What you have to do
From the entries below, copy out every line with "heading" in it.

Records shown
=-=-=

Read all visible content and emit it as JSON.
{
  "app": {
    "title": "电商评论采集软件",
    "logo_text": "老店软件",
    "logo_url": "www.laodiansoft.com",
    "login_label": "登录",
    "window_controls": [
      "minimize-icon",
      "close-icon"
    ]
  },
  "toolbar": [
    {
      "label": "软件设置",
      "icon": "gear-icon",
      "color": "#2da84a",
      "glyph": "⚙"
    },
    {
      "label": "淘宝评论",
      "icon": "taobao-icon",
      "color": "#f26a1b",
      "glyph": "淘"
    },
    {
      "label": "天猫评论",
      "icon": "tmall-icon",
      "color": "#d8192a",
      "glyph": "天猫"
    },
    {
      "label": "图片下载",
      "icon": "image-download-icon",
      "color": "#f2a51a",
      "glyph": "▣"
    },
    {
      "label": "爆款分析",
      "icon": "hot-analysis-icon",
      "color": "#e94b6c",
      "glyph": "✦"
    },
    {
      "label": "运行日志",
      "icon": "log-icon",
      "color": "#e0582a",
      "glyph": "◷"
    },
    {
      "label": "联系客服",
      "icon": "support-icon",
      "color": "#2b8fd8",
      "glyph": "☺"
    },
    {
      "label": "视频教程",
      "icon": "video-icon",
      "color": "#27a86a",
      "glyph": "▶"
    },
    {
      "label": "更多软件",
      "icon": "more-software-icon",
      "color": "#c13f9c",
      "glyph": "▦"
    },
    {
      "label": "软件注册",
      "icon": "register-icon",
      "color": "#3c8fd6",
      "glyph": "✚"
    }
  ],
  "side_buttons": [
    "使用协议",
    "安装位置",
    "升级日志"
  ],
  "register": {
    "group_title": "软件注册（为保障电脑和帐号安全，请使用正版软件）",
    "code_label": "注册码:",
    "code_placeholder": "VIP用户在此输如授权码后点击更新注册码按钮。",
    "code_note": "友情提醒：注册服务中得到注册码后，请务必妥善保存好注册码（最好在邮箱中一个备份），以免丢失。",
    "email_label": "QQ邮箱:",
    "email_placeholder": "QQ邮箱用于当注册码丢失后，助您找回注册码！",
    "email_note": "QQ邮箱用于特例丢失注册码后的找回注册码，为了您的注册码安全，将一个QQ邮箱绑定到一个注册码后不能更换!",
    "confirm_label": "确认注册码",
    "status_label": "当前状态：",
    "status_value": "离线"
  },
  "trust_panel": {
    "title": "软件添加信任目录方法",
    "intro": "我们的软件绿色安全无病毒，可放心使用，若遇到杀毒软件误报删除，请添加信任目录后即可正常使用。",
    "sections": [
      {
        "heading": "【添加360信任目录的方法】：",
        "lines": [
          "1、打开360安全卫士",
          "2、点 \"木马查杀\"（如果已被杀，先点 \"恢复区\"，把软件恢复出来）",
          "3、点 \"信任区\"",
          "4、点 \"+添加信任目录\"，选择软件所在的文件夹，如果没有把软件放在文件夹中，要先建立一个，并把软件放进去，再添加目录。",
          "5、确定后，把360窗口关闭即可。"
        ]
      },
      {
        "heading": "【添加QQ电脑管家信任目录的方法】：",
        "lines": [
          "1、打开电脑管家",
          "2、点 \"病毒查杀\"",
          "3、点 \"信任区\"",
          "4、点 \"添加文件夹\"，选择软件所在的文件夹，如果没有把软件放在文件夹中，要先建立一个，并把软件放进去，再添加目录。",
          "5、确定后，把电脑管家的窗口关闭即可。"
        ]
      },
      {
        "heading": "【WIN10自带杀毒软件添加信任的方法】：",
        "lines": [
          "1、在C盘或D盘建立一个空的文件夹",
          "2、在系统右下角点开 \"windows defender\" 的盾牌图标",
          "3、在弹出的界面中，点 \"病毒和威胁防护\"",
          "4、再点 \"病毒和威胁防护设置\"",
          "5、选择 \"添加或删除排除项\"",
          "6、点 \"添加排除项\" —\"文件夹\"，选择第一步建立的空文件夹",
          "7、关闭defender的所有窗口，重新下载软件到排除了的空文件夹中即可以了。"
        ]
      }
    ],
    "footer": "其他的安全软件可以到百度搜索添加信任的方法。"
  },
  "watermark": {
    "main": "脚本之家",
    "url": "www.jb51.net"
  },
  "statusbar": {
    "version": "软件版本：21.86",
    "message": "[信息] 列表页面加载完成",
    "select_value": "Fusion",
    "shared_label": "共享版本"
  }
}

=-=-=

Answer to the exercise
        "heading": "【添加360信任目录的方法】：",
        "heading": "【添加QQ电脑管家信任目录的方法】：",
        "heading": "【WIN10自带杀毒软件添加信任的方法】：",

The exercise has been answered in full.